In the stillness and half-light I almost didn’t see his move. He tried to get to fancy, feigning right, then left, before bringing the blade around from his right. It was easy to avoid, and a quick turn gave me an opportunity to cuff the back of his head with my hilt. I didn't want to kill him or even hurt him bad, just make sure he knew who was boss.
That made Hal angrier, his head was pounding.
Good. He turned quickly and too far. This time he just charged forward, roaring like a bull. I sidestepped and tripped him.
How does the narrator know Hal is angrier? Maybe by some facial expression or some articulation, but the narrator hasn't mentioned those things. How does the narrator know Hal's head was pounding. ?
A head-hop in third POV;
Susie ran her finger through her tight curls, trying to smooth out the knots from her bright red hair. Her green eyes sparkled in the sunshine.
Susie might think about her 'tight curls' because her actions are to remove the knots from her hair, but a normal person does not think about the fact their hair is bright red, not unless they have just changed the colour of their hair. Nor does a person normally think about the fact their eyes are green. There has to be a reason for the narrator to think about the colour of their hair, eyes, skin, etc. And the last point; there is no way Susie knows that her eyes are sparkling unless she is looking into a mirror or has some exotic disease that causes them to sparkle.
Another head-hop in third POV;
Jonathan Smyth looked at the phone. He knew he should phone his mother, but some times it was such a chore. She always found some way of criticising him, even when he did something good. Like last time he made the cross country team. All she could go on about was the time training took away from his studies.
He left the phone sitting on the table and walked out the door.
Cynthia was holding her phone, knowing she should call Jonathan for once. She pressed the numbers, but never pressed the send.
Jonathan's jog started slow, but his legs got faster as he let go of the tensions. He smiled. This was why training was so important. He thought better after a run. Maybe one day he should explain that to his mother.
Whilst the little bit about Jonathan's mother is interesting and might be important, it is not knowledge Jonathan has and as such is head-hopping.
There are many more ways these writing techniques can be used or misused. I've covered only a brief personal view. You might have your own view, based on your own experiences and readings.
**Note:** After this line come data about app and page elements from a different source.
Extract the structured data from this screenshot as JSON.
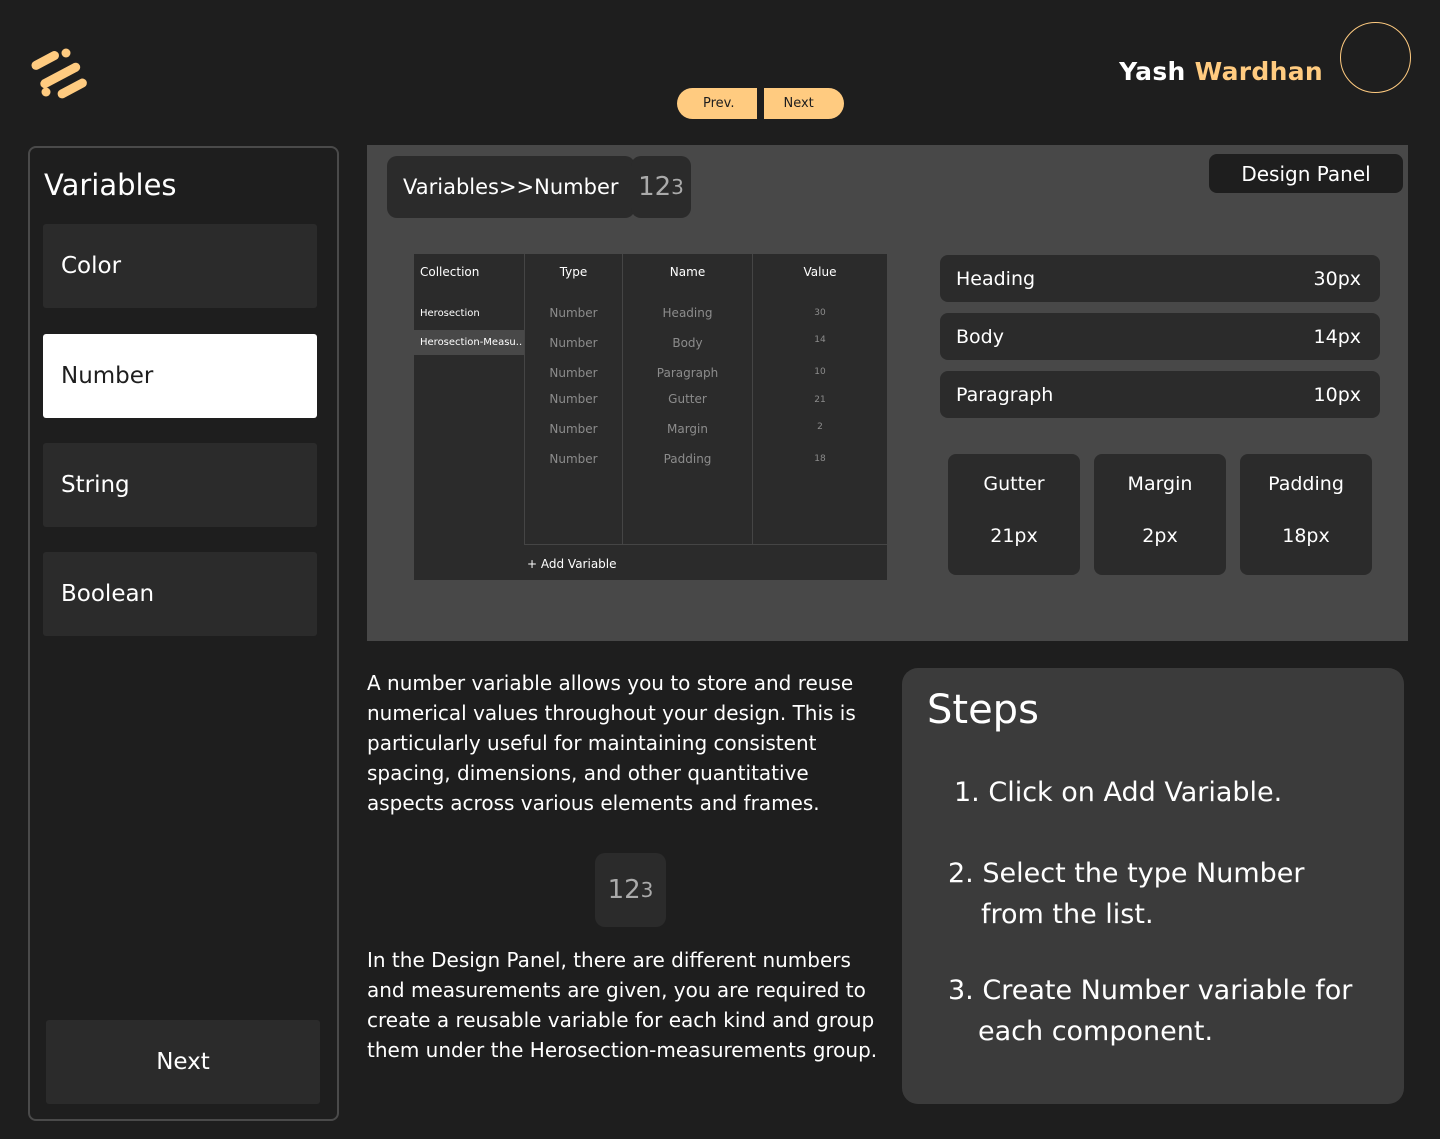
{
  "header": {
    "prev_label": "Prev.",
    "next_label": "Next",
    "user_first": "Yash",
    "user_last": "Wardhan"
  },
  "sidebar": {
    "title": "Variables",
    "items": [
      {
        "label": "Color",
        "active": false
      },
      {
        "label": "Number",
        "active": true
      },
      {
        "label": "String",
        "active": false
      },
      {
        "label": "Boolean",
        "active": false
      }
    ],
    "next_label": "Next"
  },
  "panel": {
    "breadcrumb": "Variables>>Number",
    "icon_text_main": "12",
    "icon_text_small": "3",
    "design_label": "Design Panel",
    "table": {
      "headers": [
        "Collection",
        "Type",
        "Name",
        "Value"
      ],
      "collections": [
        "Herosection",
        "Herosection-Measu.."
      ],
      "rows": [
        {
          "type": "Number",
          "name": "Heading",
          "value": "30"
        },
        {
          "type": "Number",
          "name": "Body",
          "value": "14"
        },
        {
          "type": "Number",
          "name": "Paragraph",
          "value": "10"
        },
        {
          "type": "Number",
          "name": "Gutter",
          "value": "21"
        },
        {
          "type": "Number",
          "name": "Margin",
          "value": "2"
        },
        {
          "type": "Number",
          "name": "Padding",
          "value": "18"
        }
      ],
      "add_label": "+ Add Variable"
    },
    "rows": [
      {
        "label": "Heading",
        "value": "30px"
      },
      {
        "label": "Body",
        "value": "14px"
      },
      {
        "label": "Paragraph",
        "value": "10px"
      }
    ],
    "boxes": [
      {
        "label": "Gutter",
        "value": "21px"
      },
      {
        "label": "Margin",
        "value": "2px"
      },
      {
        "label": "Padding",
        "value": "18px"
      }
    ]
  },
  "content": {
    "desc1": "A number variable allows you to store and reuse numerical values throughout your design. This is particularly useful for maintaining consistent spacing, dimensions, and other quantitative aspects across various elements and frames.",
    "desc2": "In the Design Panel, there are different numbers and measurements are given, you are required to create a reusable variable for each kind and group them under the Herosection-measurements group."
  },
  "steps": {
    "title": "Steps",
    "items": [
      {
        "num": "1.",
        "text": "Click on Add Variable."
      },
      {
        "num": "2.",
        "text": "Select the type Number from the list."
      },
      {
        "num": "3.",
        "text": "Create Number variable for each component."
      }
    ]
  },
  "colors": {
    "accent": "#ffcb80",
    "background": "#1e1e1e",
    "panel": "#484848",
    "card": "#2b2b2b"
  }
}
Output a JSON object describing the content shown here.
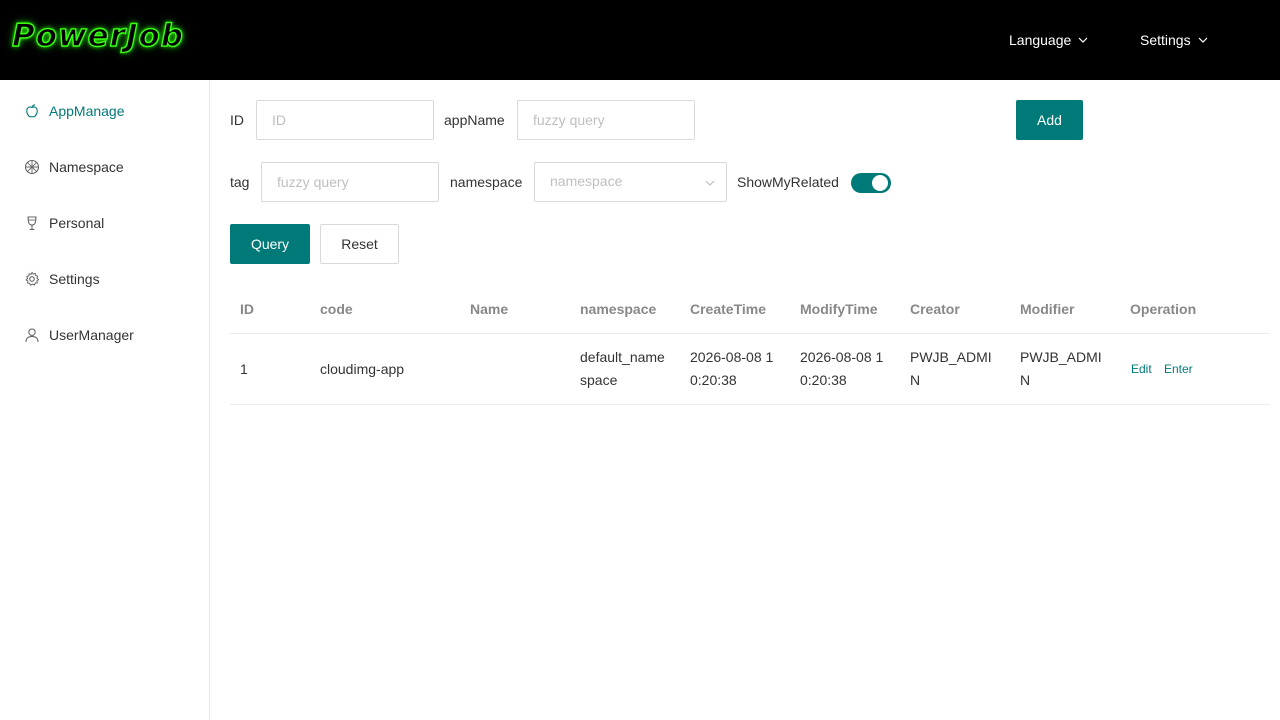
{
  "app": {
    "logo_text": "PowerJob",
    "accent": "#007a78",
    "logo_glow": "#39ff14"
  },
  "header": {
    "language": "Language",
    "settings": "Settings"
  },
  "sidebar": {
    "items": [
      {
        "label": "AppManage",
        "icon": "apple-icon",
        "active": true
      },
      {
        "label": "Namespace",
        "icon": "aperture-icon"
      },
      {
        "label": "Personal",
        "icon": "goblet-icon"
      },
      {
        "label": "Settings",
        "icon": "gear-icon"
      },
      {
        "label": "UserManager",
        "icon": "user-icon"
      }
    ]
  },
  "filters": {
    "id_label": "ID",
    "id_placeholder": "ID",
    "appname_label": "appName",
    "appname_placeholder": "fuzzy query",
    "tag_label": "tag",
    "tag_placeholder": "fuzzy query",
    "namespace_label": "namespace",
    "namespace_placeholder": "namespace",
    "show_related_label": "ShowMyRelated",
    "show_related_on": true
  },
  "buttons": {
    "add": "Add",
    "query": "Query",
    "reset": "Reset"
  },
  "table": {
    "columns": [
      "ID",
      "code",
      "Name",
      "namespace",
      "CreateTime",
      "ModifyTime",
      "Creator",
      "Modifier",
      "Operation"
    ],
    "rows": [
      {
        "id": "1",
        "code": "cloudimg-app",
        "name": "",
        "namespace": [
          "default_name",
          "space"
        ],
        "create_time": [
          "2026-08-08 1",
          "0:20:38"
        ],
        "modify_time": [
          "2026-08-08 1",
          "0:20:38"
        ],
        "creator": [
          "PWJB_ADMI",
          "N"
        ],
        "modifier": [
          "PWJB_ADMI",
          "N"
        ],
        "actions": [
          "Edit",
          "Enter"
        ]
      }
    ]
  }
}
Remember there are no bad techniques when employing the craft of writing, no magic formula, only techniques that enhance your story or detract from it.
And that's the way the POV crumbles.
The worst enemy to creativity is self-doubt.